Not only is there no evidence for God but he can be disproved. There are many omnipotence paradoxes which shows that God would be impossible e.g. the one about whether God would be able or not to create rock so heavy that even he cannot lift.

Side: Argument Against Existence
thousandin1(1931) Clarified
2 points

Ok seriously, none of those paradoxes are actual paradoxes. They are founded on shaky assumptions regarding omniscience/omnipotence, or just faulty logic.
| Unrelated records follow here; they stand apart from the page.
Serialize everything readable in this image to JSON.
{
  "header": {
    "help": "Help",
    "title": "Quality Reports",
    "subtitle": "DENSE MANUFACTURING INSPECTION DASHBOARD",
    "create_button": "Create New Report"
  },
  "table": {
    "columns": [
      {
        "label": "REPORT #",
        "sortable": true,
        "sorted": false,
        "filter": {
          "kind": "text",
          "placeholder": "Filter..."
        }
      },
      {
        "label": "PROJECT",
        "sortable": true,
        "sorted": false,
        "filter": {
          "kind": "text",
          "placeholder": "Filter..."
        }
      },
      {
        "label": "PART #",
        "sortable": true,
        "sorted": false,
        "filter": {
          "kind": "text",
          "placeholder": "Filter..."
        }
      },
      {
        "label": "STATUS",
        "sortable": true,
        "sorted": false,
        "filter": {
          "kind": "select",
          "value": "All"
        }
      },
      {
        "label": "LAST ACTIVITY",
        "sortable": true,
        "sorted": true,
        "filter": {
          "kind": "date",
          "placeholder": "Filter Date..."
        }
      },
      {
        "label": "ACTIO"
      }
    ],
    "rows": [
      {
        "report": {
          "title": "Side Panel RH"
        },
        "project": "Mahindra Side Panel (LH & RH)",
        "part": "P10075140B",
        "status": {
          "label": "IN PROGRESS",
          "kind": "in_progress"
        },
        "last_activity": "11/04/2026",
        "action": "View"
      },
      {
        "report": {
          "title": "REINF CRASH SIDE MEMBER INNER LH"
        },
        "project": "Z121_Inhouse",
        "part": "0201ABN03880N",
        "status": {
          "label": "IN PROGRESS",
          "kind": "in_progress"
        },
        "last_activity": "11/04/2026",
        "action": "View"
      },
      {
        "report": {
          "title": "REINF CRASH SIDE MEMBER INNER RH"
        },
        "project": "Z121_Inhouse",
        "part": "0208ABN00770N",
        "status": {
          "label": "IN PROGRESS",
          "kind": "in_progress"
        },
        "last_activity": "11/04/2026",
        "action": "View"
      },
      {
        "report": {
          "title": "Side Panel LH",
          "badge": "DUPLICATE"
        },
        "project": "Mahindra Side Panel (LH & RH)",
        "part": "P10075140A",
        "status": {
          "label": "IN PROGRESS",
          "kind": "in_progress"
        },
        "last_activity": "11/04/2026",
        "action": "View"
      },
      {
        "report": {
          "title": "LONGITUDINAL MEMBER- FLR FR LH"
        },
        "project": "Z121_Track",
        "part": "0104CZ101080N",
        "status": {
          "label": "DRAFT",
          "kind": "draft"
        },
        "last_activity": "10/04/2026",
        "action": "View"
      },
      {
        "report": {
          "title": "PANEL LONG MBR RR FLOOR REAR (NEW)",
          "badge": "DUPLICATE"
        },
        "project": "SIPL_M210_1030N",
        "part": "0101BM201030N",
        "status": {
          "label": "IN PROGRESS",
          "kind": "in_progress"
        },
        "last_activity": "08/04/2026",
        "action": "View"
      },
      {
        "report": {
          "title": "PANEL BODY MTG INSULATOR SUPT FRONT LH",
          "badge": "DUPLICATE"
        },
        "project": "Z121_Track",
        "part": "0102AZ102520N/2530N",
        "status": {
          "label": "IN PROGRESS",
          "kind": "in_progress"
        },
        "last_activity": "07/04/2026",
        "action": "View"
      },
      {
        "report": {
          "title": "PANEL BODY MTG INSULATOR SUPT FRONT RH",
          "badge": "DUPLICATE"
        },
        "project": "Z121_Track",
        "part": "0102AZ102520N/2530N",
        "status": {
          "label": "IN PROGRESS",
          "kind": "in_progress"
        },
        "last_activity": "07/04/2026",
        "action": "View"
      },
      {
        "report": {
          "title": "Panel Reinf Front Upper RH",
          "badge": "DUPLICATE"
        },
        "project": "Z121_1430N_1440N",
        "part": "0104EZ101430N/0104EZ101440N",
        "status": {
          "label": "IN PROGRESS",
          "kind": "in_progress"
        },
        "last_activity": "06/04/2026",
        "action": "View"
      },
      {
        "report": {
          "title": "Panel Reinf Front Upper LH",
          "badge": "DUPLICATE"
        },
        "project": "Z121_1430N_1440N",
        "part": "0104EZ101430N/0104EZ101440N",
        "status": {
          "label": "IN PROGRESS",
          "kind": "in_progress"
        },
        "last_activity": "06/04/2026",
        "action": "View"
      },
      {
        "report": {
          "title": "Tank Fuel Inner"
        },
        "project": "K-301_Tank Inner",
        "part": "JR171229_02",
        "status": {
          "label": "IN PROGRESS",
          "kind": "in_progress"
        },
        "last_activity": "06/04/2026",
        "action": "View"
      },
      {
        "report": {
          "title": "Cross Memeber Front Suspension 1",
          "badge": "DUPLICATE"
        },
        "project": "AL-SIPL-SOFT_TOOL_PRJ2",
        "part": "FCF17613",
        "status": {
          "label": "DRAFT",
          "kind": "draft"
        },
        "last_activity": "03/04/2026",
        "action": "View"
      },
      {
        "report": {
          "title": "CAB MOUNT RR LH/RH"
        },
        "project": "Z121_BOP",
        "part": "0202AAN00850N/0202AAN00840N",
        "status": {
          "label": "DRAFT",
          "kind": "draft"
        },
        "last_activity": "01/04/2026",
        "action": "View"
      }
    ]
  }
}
Regarding the rock example: An omnipotent being would have zero limitations regarding what mass of a rock he or she could create OR what mass of a rock he or she could move. The inability to create a rock so heavy that he or she cannot move it is not in fact an inability, it is the absence of a limitation on how much mass can be moved. And that's not even getting into the more clever responses that look at the definition of lift.
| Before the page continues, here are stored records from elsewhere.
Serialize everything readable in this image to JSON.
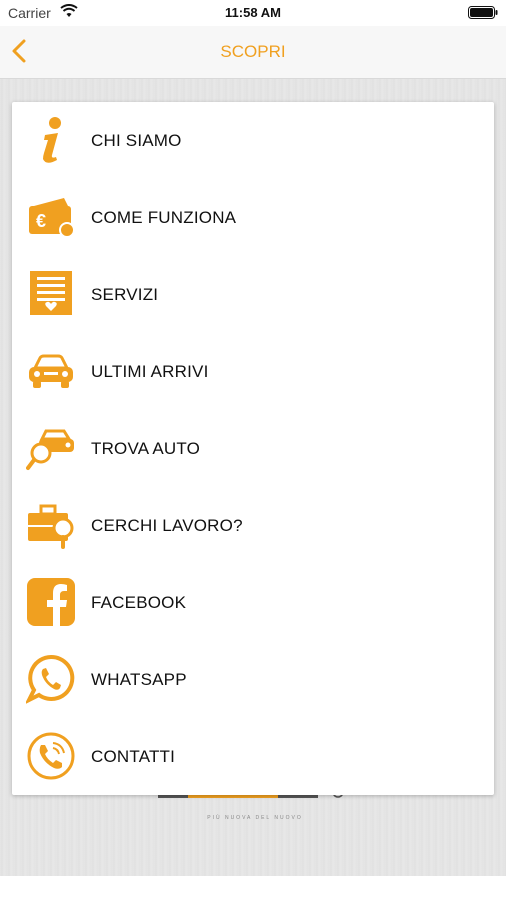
{
  "status_bar": {
    "carrier": "Carrier",
    "time": "11:58 AM"
  },
  "nav": {
    "title": "SCOPRI"
  },
  "menu": {
    "items": [
      {
        "label": "CHI SIAMO",
        "icon": "info-icon"
      },
      {
        "label": "COME FUNZIONA",
        "icon": "wallet-euro-icon"
      },
      {
        "label": "SERVIZI",
        "icon": "document-heart-icon"
      },
      {
        "label": "ULTIMI ARRIVI",
        "icon": "car-icon"
      },
      {
        "label": "TROVA AUTO",
        "icon": "car-search-icon"
      },
      {
        "label": "CERCHI LAVORO?",
        "icon": "briefcase-search-icon"
      },
      {
        "label": "FACEBOOK",
        "icon": "facebook-icon"
      },
      {
        "label": "WHATSAPP",
        "icon": "whatsapp-icon"
      },
      {
        "label": "CONTATTI",
        "icon": "phone-circle-icon"
      }
    ]
  },
  "brand": {
    "tagline": "PIÙ NUOVA DEL NUOVO"
  },
  "colors": {
    "accent": "#f0a020",
    "text": "#111111",
    "card": "#ffffff"
  }
}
Side: Argument for Existence
1 point

It is an inability as it something they can't do. It is an inability which arises from a lack of limitations.

Side: Argument for Existence
daver(1771) Clarified
1 point

An all powerful God, has no limit to what he/she can do. In essence this means that God could change reality in any way he/she may wish to. This precludes the possibility of the paradox of the rock, as well as any other we can imagine.

Side: Argument for Existence
2 points

If they could change use their power to create limitations of their power then they would no longer be omnipotent and therefore not fit the definition of God.

Side: Argument for Existence
1 point

It is impossible for a god to exist.

God is considered to be the most highly-developed being in existence, highly surpassing humans.

Development cannot happen unless it's gradual.

Development is tirggered as a reaction to outside stimuli.

If we consider that at the beginning, there was nothing, that would put a god entity candidate in the same position as every other living being, reacting to the same set of stimuli.

Ergo, a god candidate would be no more or less developed than any other creature at a given point of time.

Ergo, he wouldn't be a god.

Side: Argument Against Existence
0 points

Whilst the the argument for the existence of an all powerful higher intelligence is more believable the the big bang ''theory'', I do not believe in the supernatural mumbo jumbo scriptures of the mainstream religions and their gods. I also feel that anyone who believes in any part of the backward superstition teachings of these ancient codes should automatically be eliminated from running for public office. As large sections of the scriptures, of all faiths, are disproved, so the elaborate imaginations of the respective clergy invent new explanations for the absurdity of their inclusion in these ancient books. The theologians keep moving the goal posts in a pitiful attempt to make their religions appear more compatible with scientific findings. A virgin birth, Noah's ark, with two of every animal in existence aboard, the parting of the waters and all that jazz;- 'tell it to the Marines''.

Side: Argument Against Existence
1 point

First of all there is too much evidence for the Big Bang for it to be denied, also if you don;t believe in mainstream religion then why do you have the Islamic crescent and star for your profile picture?

Side: Argument Against Existence